Assignment> A verbatim copy of every entry is required. Produce it now.

Data for this exercise>
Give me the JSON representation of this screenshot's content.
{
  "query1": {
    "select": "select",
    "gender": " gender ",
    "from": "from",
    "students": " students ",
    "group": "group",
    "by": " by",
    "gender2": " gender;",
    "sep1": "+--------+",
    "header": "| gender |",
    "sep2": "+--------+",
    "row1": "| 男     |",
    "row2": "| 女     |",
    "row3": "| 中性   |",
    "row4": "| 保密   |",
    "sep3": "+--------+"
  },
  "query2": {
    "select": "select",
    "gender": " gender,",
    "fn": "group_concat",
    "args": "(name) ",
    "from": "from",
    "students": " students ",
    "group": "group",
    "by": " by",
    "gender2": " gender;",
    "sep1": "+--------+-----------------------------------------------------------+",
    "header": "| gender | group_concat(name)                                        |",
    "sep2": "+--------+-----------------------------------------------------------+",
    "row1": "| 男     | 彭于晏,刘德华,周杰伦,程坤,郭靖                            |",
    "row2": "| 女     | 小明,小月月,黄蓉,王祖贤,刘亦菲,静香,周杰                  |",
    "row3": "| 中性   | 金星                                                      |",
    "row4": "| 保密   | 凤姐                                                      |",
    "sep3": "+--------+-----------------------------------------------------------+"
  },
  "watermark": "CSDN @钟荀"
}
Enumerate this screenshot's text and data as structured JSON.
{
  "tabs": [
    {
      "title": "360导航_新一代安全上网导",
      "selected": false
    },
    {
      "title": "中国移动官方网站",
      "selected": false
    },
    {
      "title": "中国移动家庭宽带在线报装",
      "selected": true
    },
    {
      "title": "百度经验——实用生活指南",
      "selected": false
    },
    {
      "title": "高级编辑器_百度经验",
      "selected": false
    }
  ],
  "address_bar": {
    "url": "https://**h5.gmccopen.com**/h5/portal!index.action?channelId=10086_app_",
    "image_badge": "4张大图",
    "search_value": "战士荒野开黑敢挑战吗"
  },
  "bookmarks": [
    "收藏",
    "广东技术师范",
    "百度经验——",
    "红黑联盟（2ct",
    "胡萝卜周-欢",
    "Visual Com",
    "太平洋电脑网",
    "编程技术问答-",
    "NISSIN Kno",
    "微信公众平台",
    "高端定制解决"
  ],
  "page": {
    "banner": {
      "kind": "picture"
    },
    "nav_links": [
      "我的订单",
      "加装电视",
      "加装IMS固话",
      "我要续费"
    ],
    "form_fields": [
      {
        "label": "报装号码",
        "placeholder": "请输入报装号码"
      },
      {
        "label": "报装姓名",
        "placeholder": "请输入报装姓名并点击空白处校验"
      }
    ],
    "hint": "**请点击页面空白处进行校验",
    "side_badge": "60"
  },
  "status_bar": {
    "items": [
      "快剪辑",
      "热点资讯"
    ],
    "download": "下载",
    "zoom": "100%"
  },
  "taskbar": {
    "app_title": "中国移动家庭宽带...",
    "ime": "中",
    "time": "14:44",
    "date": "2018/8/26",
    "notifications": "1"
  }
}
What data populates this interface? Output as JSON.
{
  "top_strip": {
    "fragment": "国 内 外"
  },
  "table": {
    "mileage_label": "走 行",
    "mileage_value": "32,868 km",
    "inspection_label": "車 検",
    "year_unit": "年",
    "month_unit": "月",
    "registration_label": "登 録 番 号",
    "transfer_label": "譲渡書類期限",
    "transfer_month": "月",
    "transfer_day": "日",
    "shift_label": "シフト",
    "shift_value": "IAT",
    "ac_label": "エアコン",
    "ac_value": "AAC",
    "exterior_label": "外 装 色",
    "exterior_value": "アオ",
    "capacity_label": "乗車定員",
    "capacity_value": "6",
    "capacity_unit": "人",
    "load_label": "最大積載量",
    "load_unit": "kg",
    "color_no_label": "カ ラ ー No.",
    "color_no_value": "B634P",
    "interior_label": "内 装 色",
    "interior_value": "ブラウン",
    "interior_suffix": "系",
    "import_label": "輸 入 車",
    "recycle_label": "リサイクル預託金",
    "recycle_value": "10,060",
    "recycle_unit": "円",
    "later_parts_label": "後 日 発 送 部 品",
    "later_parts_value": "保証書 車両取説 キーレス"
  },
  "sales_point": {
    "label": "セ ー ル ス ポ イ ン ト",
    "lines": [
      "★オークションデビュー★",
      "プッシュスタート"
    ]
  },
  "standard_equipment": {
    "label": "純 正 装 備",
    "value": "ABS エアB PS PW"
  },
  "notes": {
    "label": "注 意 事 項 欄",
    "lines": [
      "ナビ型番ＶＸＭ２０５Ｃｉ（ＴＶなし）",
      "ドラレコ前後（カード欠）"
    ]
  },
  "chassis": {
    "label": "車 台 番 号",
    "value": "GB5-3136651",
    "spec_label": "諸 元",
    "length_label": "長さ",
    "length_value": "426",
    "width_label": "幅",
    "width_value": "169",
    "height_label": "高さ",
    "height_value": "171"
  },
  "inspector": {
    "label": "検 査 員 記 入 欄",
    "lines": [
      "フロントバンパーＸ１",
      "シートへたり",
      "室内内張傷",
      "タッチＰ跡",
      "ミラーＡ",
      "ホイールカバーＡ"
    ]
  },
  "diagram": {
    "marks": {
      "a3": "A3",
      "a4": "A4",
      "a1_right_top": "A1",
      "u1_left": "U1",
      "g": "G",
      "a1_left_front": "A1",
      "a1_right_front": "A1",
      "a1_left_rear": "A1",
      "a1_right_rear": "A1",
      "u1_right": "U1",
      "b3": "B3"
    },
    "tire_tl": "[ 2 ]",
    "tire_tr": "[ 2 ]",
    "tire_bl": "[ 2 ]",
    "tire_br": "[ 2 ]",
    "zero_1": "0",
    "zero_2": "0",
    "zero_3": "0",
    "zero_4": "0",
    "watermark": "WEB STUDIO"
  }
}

Exercise result>
Give me the JSON representation of this screenshot's content.
{
  "query1": {
    "select": "select",
    "gender": " gender ",
    "from": "from",
    "students": " students ",
    "group": "group",
    "by": " by",
    "gender2": " gender;",
    "sep1": "+--------+",
    "header": "| gender |",
    "sep2": "+--------+",
    "row1": "| 男     |",
    "row2": "| 女     |",
    "row3": "| 中性   |",
    "row4": "| 保密   |",
    "sep3": "+--------+"
  },
  "query2": {
    "select": "select",
    "gender": " gender,",
    "fn": "group_concat",
    "args": "(name) ",
    "from": "from",
    "students": " students ",
    "group": "group",
    "by": " by",
    "gender2": " gender;",
    "sep1": "+--------+-----------------------------------------------------------+",
    "header": "| gender | group_concat(name)                                        |",
    "sep2": "+--------+-----------------------------------------------------------+",
    "row1": "| 男     | 彭于晏,刘德华,周杰伦,程坤,郭靖                            |",
    "row2": "| 女     | 小明,小月月,黄蓉,王祖贤,刘亦菲,静香,周杰                  |",
    "row3": "| 中性   | 金星                                                      |",
    "row4": "| 保密   | 凤姐                                                      |",
    "sep3": "+--------+-----------------------------------------------------------+"
  },
  "watermark": "CSDN @钟荀"
}
Enumerate this screenshot's text and data as structured JSON.
{
  "tabs": [
    {
      "title": "360导航_新一代安全上网导",
      "selected": false
    },
    {
      "title": "中国移动官方网站",
      "selected": false
    },
    {
      "title": "中国移动家庭宽带在线报装",
      "selected": true
    },
    {
      "title": "百度经验——实用生活指南",
      "selected": false
    },
    {
      "title": "高级编辑器_百度经验",
      "selected": false
    }
  ],
  "address_bar": {
    "url": "https://**h5.gmccopen.com**/h5/portal!index.action?channelId=10086_app_",
    "image_badge": "4张大图",
    "search_value": "战士荒野开黑敢挑战吗"
  },
  "bookmarks": [
    "收藏",
    "广东技术师范",
    "百度经验——",
    "红黑联盟（2ct",
    "胡萝卜周-欢",
    "Visual Com",
    "太平洋电脑网",
    "编程技术问答-",
    "NISSIN Kno",
    "微信公众平台",
    "高端定制解决"
  ],
  "page": {
    "banner": {
      "kind": "picture"
    },
    "nav_links": [
      "我的订单",
      "加装电视",
      "加装IMS固话",
      "我要续费"
    ],
    "form_fields": [
      {
        "label": "报装号码",
        "placeholder": "请输入报装号码"
      },
      {
        "label": "报装姓名",
        "placeholder": "请输入报装姓名并点击空白处校验"
      }
    ],
    "hint": "**请点击页面空白处进行校验",
    "side_badge": "60"
  },
  "status_bar": {
    "items": [
      "快剪辑",
      "热点资讯"
    ],
    "download": "下载",
    "zoom": "100%"
  },
  "taskbar": {
    "app_title": "中国移动家庭宽带...",
    "ime": "中",
    "time": "14:44",
    "date": "2018/8/26",
    "notifications": "1"
  }
}
What data populates this interface? Output as JSON.
{
  "top_strip": {
    "fragment": "国 内 外"
  },
  "table": {
    "mileage_label": "走 行",
    "mileage_value": "32,868 km",
    "inspection_label": "車 検",
    "year_unit": "年",
    "month_unit": "月",
    "registration_label": "登 録 番 号",
    "transfer_label": "譲渡書類期限",
    "transfer_month": "月",
    "transfer_day": "日",
    "shift_label": "シフト",
    "shift_value": "IAT",
    "ac_label": "エアコン",
    "ac_value": "AAC",
    "exterior_label": "外 装 色",
    "exterior_value": "アオ",
    "capacity_label": "乗車定員",
    "capacity_value": "6",
    "capacity_unit": "人",
    "load_label": "最大積載量",
    "load_unit": "kg",
    "color_no_label": "カ ラ ー No.",
    "color_no_value": "B634P",
    "interior_label": "内 装 色",
    "interior_value": "ブラウン",
    "interior_suffix": "系",
    "import_label": "輸 入 車",
    "recycle_label": "リサイクル預託金",
    "recycle_value": "10,060",
    "recycle_unit": "円",
    "later_parts_label": "後 日 発 送 部 品",
    "later_parts_value": "保証書 車両取説 キーレス"
  },
  "sales_point": {
    "label": "セ ー ル ス ポ イ ン ト",
    "lines": [
      "★オークションデビュー★",
      "プッシュスタート"
    ]
  },
  "standard_equipment": {
    "label": "純 正 装 備",
    "value": "ABS エアB PS PW"
  },
  "notes": {
    "label": "注 意 事 項 欄",
    "lines": [
      "ナビ型番ＶＸＭ２０５Ｃｉ（ＴＶなし）",
      "ドラレコ前後（カード欠）"
    ]
  },
  "chassis": {
    "label": "車 台 番 号",
    "value": "GB5-3136651",
    "spec_label": "諸 元",
    "length_label": "長さ",
    "length_value": "426",
    "width_label": "幅",
    "width_value": "169",
    "height_label": "高さ",
    "height_value": "171"
  },
  "inspector": {
    "label": "検 査 員 記 入 欄",
    "lines": [
      "フロントバンパーＸ１",
      "シートへたり",
      "室内内張傷",
      "タッチＰ跡",
      "ミラーＡ",
      "ホイールカバーＡ"
    ]
  },
  "diagram": {
    "marks": {
      "a3": "A3",
      "a4": "A4",
      "a1_right_top": "A1",
      "u1_left": "U1",
      "g": "G",
      "a1_left_front": "A1",
      "a1_right_front": "A1",
      "a1_left_rear": "A1",
      "a1_right_rear": "A1",
      "u1_right": "U1",
      "b3": "B3"
    },
    "tire_tl": "[ 2 ]",
    "tire_tr": "[ 2 ]",
    "tire_bl": "[ 2 ]",
    "tire_br": "[ 2 ]",
    "zero_1": "0",
    "zero_2": "0",
    "zero_3": "0",
    "zero_4": "0",
    "watermark": "WEB STUDIO"
  }
}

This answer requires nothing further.